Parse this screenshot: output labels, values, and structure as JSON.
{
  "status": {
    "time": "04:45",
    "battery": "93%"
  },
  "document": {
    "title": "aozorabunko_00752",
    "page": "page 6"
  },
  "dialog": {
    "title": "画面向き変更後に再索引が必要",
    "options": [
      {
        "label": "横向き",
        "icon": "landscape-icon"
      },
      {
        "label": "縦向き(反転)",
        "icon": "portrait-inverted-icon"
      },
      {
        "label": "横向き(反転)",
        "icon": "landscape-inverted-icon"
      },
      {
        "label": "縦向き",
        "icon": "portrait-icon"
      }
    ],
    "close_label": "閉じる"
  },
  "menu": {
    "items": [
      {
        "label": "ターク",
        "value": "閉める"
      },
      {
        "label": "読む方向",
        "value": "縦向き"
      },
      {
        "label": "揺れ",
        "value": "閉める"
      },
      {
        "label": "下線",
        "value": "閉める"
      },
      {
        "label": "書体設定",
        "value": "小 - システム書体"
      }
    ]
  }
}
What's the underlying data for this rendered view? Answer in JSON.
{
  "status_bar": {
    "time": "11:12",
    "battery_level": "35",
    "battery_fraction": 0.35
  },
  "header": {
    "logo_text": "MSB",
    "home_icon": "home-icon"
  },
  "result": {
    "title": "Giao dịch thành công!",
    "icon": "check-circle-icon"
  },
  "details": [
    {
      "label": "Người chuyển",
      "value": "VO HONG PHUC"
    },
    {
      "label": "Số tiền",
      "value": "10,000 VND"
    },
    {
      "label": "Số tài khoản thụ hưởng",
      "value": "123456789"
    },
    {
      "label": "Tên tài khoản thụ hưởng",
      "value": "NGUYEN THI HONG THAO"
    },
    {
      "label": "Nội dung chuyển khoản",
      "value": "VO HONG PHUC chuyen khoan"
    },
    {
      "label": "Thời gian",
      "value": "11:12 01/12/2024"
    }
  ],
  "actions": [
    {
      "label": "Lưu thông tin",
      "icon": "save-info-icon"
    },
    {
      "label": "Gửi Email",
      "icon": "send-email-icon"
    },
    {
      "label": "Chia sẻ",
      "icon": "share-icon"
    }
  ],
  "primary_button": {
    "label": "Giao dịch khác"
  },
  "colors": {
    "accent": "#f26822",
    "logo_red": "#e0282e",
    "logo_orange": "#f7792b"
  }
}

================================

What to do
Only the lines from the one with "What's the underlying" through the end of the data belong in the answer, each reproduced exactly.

Result for this exercise
What's the underlying data for this rendered view? Answer in JSON.
{
  "status_bar": {
    "time": "11:12",
    "battery_level": "35",
    "battery_fraction": 0.35
  },
  "header": {
    "logo_text": "MSB",
    "home_icon": "home-icon"
  },
  "result": {
    "title": "Giao dịch thành công!",
    "icon": "check-circle-icon"
  },
  "details": [
    {
      "label": "Người chuyển",
      "value": "VO HONG PHUC"
    },
    {
      "label": "Số tiền",
      "value": "10,000 VND"
    },
    {
      "label": "Số tài khoản thụ hưởng",
      "value": "123456789"
    },
    {
      "label": "Tên tài khoản thụ hưởng",
      "value": "NGUYEN THI HONG THAO"
    },
    {
      "label": "Nội dung chuyển khoản",
      "value": "VO HONG PHUC chuyen khoan"
    },
    {
      "label": "Thời gian",
      "value": "11:12 01/12/2024"
    }
  ],
  "actions": [
    {
      "label": "Lưu thông tin",
      "icon": "save-info-icon"
    },
    {
      "label": "Gửi Email",
      "icon": "send-email-icon"
    },
    {
      "label": "Chia sẻ",
      "icon": "share-icon"
    }
  ],
  "primary_button": {
    "label": "Giao dịch khác"
  },
  "colors": {
    "accent": "#f26822",
    "logo_red": "#e0282e",
    "logo_orange": "#f7792b"
  }
}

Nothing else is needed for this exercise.